4. Zack Cozart, SS, CIN: Cozart is one of the few full-time leadoff hitters widely available in leagues right now, and as such he can be a cheap source of runs and a surprising source of power (14 HR already). He has a .274 batting average in August as well and likely won’t have to deal with anybody overtaking him for either his job as shortstop or leadoff hitter. Cozart’s tendency for the strikeout (95 in 497 AB) is concerning, but he should be solid for a .240 average and 25 runs or so down the stretch.
5. Alex Cobb, SP, TBR: Cobb has been inconsistent this season, and one needs look no further than his August to see that. Four starts of one run or fewer and at least seven innings pitched – including Thursday’s complete game shutout over the Athletics – surrounding a 2.2 inning, eight run disaster against the Angels the week before. Still, the good outweighs the bad, and Cobb has a 3.03 ERA with a 27:5 K:BB over the last 28 days. He has a 2.7 K/BB overall and with the help of the Rays’ solid defense he should be able to finish strong – think sub-4.00 ERA, a 1.20 WHIP and a few wins.

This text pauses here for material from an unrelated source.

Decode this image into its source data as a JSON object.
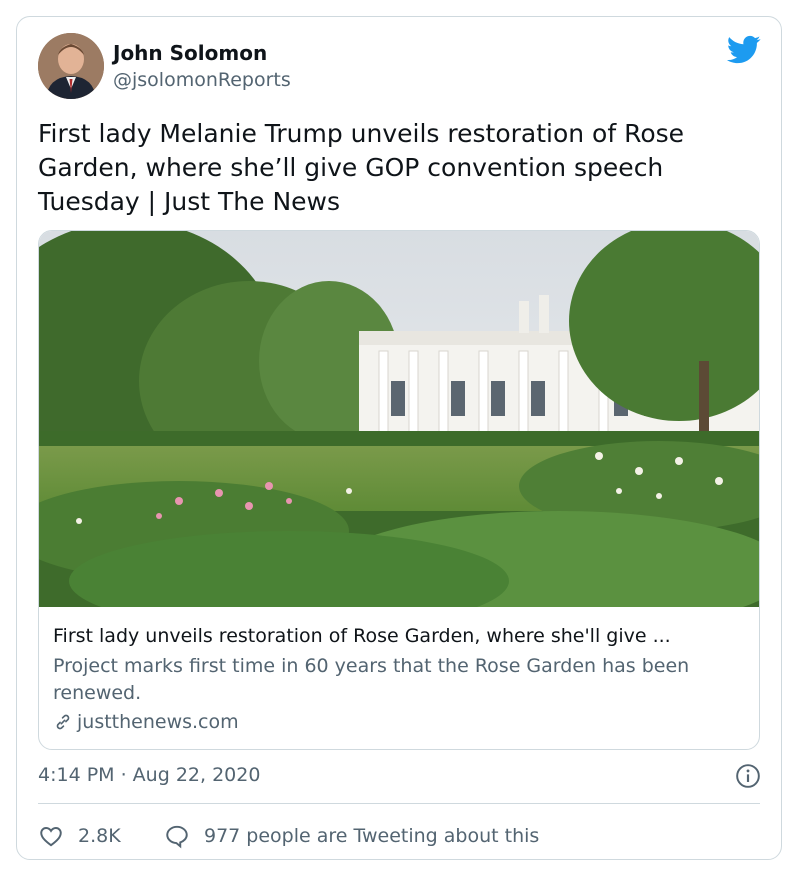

1. Adam Jones, OF, BAL: Jones is not a player who is replaceable at this point in a season. Still, at this point, it’s time to start thinking about keepers and even ranks for next season, and that’s where Jones comes in. He’s hitting .290 with 24 home runs, 64 RBI, 75 runs and 12 steals. Per 162, that gets us to 30 homers, 96 runs, 83 RBI and 15 steals. The home run increase is significant, Jones’s supposed breakout season only sees him adding 13 runs, seven RBIs and three steals over his career norms. He’s still a valuable player, but his value shouldn’t change that much between this season and the next.
1. Lance Lynn, SP, STL: Lynn will give up his spot in the rotation to Joe Kelly next time around, with the Cardinals playing the situation by ear the rest of the way. Like Chris Sale earlier this year, Lynn is a young pitcher without the experience of the 200-inning MLB season, so this could just be a rest, but as a Lynn owner I wouldn’t wait around for the Cardinals to insert him back into the rotation. Lynn has a 5.89 ERA in his last 12 starts, largely thanks to eight home runs and 28 walks allowed.

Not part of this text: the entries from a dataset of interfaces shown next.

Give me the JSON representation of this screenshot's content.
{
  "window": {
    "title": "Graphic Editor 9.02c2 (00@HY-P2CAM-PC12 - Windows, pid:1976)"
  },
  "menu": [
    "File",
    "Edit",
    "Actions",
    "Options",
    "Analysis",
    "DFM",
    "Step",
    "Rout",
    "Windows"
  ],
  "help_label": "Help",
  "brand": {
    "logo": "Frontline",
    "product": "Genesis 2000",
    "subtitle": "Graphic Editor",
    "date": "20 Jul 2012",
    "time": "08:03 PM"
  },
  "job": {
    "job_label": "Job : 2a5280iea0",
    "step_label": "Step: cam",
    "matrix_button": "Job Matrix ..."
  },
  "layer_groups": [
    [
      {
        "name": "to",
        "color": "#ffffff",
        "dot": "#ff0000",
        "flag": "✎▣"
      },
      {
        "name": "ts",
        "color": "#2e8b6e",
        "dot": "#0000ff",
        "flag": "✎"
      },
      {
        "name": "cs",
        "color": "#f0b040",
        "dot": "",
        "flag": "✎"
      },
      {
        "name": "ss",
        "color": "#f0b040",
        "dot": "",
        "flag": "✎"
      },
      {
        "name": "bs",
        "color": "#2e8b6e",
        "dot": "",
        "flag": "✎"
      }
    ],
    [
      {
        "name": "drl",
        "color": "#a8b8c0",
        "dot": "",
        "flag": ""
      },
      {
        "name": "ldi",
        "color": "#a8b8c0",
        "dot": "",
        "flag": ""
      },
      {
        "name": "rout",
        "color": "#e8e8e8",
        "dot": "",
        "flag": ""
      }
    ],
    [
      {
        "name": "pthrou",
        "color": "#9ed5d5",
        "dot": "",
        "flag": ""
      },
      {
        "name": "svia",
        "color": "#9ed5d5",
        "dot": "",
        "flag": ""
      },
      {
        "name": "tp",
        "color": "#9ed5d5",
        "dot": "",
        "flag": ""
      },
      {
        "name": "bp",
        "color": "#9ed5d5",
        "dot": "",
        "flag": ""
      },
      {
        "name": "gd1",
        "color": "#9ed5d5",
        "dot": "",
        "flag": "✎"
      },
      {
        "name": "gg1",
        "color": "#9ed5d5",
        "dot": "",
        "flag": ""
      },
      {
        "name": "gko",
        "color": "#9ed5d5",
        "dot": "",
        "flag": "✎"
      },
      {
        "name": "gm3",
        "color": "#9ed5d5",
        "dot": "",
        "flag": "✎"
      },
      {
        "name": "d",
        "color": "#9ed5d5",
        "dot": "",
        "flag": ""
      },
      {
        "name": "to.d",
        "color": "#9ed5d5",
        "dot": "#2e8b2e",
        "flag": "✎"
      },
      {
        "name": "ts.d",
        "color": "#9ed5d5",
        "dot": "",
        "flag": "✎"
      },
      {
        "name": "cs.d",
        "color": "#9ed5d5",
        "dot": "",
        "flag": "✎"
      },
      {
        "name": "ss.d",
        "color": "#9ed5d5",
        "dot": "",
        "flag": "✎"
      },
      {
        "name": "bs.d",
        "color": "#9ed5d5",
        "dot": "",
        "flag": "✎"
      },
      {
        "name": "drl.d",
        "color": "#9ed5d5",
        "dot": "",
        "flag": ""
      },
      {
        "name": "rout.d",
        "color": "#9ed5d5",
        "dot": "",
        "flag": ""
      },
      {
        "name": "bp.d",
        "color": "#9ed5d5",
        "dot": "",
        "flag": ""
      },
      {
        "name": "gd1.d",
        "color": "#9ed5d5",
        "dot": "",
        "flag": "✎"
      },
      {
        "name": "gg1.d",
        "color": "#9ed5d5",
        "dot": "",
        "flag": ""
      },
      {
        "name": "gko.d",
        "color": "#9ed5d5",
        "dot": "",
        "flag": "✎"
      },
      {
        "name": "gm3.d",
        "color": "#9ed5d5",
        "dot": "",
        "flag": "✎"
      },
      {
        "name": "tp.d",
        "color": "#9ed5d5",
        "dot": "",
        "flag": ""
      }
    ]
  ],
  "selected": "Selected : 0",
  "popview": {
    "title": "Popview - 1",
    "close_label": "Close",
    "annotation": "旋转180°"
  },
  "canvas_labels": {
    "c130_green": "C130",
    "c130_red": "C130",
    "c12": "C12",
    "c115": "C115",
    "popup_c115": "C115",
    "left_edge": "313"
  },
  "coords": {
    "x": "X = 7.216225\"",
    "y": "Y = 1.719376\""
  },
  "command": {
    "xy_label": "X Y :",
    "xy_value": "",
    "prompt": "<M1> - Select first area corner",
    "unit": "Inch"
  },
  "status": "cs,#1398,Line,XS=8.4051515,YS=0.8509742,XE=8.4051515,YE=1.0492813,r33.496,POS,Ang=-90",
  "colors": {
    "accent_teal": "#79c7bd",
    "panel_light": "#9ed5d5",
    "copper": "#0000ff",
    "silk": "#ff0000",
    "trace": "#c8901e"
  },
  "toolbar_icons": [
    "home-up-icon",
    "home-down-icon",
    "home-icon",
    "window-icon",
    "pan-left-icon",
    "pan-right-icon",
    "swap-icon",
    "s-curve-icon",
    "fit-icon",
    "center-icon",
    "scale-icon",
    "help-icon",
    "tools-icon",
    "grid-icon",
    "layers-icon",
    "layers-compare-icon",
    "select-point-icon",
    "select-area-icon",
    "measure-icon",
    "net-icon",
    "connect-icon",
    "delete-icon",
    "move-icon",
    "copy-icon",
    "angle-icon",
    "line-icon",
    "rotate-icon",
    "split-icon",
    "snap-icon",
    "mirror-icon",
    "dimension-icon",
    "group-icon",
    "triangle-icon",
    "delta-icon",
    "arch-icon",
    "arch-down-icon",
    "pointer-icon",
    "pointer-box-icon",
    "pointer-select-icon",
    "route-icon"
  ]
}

3. Daisuke Matsuzaka, SP, BOS: I’m sure there aren’t too many people jumping at the chance to add Matsuzaka for his first start back in the majors this week, but even so, the name still carries some sort of mystique. Don’t bite. Matsuzaka has a 5.17 ERA and 1.493 WHIP in his last 273 innings, and there isn’t really a stretch in there where he looks good.
4. Homer Bailey, SP, CIN: Bailey started the year showing some improvement and some of the talent that made him a top-5 prospect across baseball at one point. He carried a sub-4.00 ERA through the end of July – a real achievement considering his home park in Cincinnati – but he has proceeded to allow at least three earned runs in each of his last six starts. He doesn’t miss enough bats – just 6.8 strikeouts per nine innings to keep the hits (NL-leading 179) or homers (22 in 26 starts) off the board.
5. Trevor Plouffe, 3B, MIN: Plouffe has slumped hard coming off his July injury. The all-of-a-sudden slugger has just seven hits in 45 at-bats, none of which have gone for extra bases. In deeper leagues, he may be worth holding on to – he still has an impressive .464 slugging percentage despite the prolonged slump – but the well may be drying out too quickly for those in standard leagues, as he lacks the batting average or steals to ballast too much of a real drop in power production.
Jack Moore is a graduate of the University of Wisconsin-Madison with degrees in Mathematics and Economics. His work can also be found at FanGraphs.com, DisciplesOfUecker.com, RotoWire.com, AdvancedNFLStats.com and ESPN. Follow him on twitter at @jh_moore.